You mentioned that Milan, Italy is now the capital of design and green living. Tell us about the ecosystem and how Hexagro interacts with it.

Internationally, very few people know that Milan is having one of its best moments in the last fifty to seventy years. There is currently a huge boom of real estate development and economic growth, regardless of what is happening in Europe or in Italy at large.

Milan is booming and becoming an international metropolis. This kind of development is mostly fostered by the local political situation that we have, namely one of the most sustainability-focused in our history, which is doing a lot for innovation and for green living.

To give you an idea, Milan is one of the very few cities with a Chief Resiliency Officer, and the city is doing immense projects to prepare cities for oncoming years of climate change. For example, Milan is investing in planting three million trees around the city to regulate the temperature, building new lines of public transportation, and even developing entirely new smart city neighborhoods.

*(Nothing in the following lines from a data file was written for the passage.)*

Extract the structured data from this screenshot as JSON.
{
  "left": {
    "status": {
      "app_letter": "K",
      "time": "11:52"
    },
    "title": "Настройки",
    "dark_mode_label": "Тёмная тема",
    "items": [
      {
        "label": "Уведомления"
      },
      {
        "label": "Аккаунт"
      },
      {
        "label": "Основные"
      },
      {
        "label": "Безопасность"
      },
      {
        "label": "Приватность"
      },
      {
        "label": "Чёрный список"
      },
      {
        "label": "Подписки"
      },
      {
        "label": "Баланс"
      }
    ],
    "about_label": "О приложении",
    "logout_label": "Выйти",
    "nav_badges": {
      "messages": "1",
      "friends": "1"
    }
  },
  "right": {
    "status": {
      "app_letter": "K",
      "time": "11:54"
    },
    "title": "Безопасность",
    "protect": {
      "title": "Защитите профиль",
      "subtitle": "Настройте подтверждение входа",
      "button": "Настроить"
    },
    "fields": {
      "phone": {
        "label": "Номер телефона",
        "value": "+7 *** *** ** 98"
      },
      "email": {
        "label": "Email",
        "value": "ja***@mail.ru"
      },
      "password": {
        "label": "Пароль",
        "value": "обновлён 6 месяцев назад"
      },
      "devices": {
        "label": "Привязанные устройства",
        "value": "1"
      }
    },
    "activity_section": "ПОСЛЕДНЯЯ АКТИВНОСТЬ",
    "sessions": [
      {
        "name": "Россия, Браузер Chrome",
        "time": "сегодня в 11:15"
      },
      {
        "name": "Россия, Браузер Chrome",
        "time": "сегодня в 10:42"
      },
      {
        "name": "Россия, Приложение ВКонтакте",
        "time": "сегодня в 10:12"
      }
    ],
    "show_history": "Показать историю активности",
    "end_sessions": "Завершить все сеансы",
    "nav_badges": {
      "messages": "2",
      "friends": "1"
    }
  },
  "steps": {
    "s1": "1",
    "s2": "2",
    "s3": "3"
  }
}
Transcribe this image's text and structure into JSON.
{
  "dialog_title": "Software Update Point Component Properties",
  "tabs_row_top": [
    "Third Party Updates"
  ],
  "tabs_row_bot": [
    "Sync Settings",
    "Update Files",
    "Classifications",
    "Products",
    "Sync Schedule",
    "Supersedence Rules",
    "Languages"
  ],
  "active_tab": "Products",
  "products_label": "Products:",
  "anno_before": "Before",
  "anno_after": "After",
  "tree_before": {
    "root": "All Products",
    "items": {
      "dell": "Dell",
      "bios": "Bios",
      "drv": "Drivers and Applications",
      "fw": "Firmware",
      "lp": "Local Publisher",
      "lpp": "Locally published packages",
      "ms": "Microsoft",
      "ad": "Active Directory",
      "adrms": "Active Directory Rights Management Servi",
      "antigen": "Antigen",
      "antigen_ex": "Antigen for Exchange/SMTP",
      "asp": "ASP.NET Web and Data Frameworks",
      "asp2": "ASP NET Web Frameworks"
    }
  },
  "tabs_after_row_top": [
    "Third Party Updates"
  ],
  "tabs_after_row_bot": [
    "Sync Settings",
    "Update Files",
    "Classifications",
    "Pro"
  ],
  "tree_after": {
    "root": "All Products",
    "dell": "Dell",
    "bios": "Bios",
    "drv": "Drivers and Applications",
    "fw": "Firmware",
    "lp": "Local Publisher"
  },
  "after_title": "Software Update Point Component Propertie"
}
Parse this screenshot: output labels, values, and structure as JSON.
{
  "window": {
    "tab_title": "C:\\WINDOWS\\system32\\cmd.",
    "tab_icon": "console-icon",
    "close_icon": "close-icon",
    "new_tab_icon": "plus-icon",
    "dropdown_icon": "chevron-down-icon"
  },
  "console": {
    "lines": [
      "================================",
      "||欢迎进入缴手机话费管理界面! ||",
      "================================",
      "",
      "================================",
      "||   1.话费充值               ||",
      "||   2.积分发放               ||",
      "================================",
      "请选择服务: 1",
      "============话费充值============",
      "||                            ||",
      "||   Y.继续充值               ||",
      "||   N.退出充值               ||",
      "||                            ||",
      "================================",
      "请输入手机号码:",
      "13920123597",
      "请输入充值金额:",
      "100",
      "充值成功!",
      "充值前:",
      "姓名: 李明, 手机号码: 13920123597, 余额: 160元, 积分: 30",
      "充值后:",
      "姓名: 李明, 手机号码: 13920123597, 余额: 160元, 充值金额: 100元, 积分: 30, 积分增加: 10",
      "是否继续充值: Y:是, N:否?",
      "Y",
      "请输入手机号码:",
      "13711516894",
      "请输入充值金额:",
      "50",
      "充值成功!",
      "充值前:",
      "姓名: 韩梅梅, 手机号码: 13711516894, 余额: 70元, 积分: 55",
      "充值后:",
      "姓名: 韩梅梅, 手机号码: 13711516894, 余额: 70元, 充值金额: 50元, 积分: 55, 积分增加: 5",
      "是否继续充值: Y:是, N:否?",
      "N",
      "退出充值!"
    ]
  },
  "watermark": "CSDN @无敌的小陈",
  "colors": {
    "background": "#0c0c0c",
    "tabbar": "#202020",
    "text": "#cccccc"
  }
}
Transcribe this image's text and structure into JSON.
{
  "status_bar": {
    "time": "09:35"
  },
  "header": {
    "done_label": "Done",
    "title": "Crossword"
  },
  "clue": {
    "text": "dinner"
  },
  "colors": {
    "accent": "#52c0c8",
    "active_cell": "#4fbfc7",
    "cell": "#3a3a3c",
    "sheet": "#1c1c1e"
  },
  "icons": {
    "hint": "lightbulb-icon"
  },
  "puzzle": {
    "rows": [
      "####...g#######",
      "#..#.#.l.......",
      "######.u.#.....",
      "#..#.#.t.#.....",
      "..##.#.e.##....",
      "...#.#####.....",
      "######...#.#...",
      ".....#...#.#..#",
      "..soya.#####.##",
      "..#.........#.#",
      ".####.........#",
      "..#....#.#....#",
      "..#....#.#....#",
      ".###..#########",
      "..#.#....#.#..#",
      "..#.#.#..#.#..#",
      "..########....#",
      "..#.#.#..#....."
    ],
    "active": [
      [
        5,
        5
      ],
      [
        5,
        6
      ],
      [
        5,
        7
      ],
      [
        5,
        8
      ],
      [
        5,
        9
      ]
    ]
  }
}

Also, a huge project in Milan called MIND, Milan Innovation District is taking place right now, which initially was built for the 2015 Global Expo. MIND is building the first smart city from the ground up that is only designed for self-driving cars, wellness, and with a focus on life sciences for the wellness of people. 

Within MIND, they recently inaugurated one of the biggest genome research centers in Europe, the Human Technopole. The municipality expects up to 75,000 residents to be living and studying there within the next 5-10 years. Our new Hexagro office will also be placed inside this new area. 

There is also a very famous green skyscraper in Milan called the Bosco Verticale, which is one of the most iconic green skyscrapers in the world. Beyond winning many awards, it is a symbol that Milan as a city is saying that we are moving towards a green future. Milan as a city is changing dramatically.

Is there a future project in the works that you want to share with readers?

Hexagro is moreover thinking ahead of how we can use our know-how to impact even more people. We recently started a new social impact project in Colombia, which is where our co-founder Felipe Hernandez is from. The project is still at its early developments and little can be said about it, but our technology transfer projects are the proof of our constant dedication to developing farming solutions to empower anyone to produce healthy food and fight climate change. 

Zooming out, what is the big vision for Hexagro and the impact of the company?

We envision our development for the future in three phases, along an exponential curve. The first phase is reconnecting people to nature, which is what we are doing today. Once our product is fully industrialized and able to sustain mass production growth, we are going to start focusing on reconnecting people to food. 

We are already growing food with our systems, but in the future, we will be able to grow food at a much greater scale and go into consumer markets and many other spaces that can grow food. Eventually, once there is a massive network of interconnected Hexagro systems, our vision is to work towards reconnecting people to people, and connecting this network of living, urban farming tree systems by creating a new decentralized system for urban growing.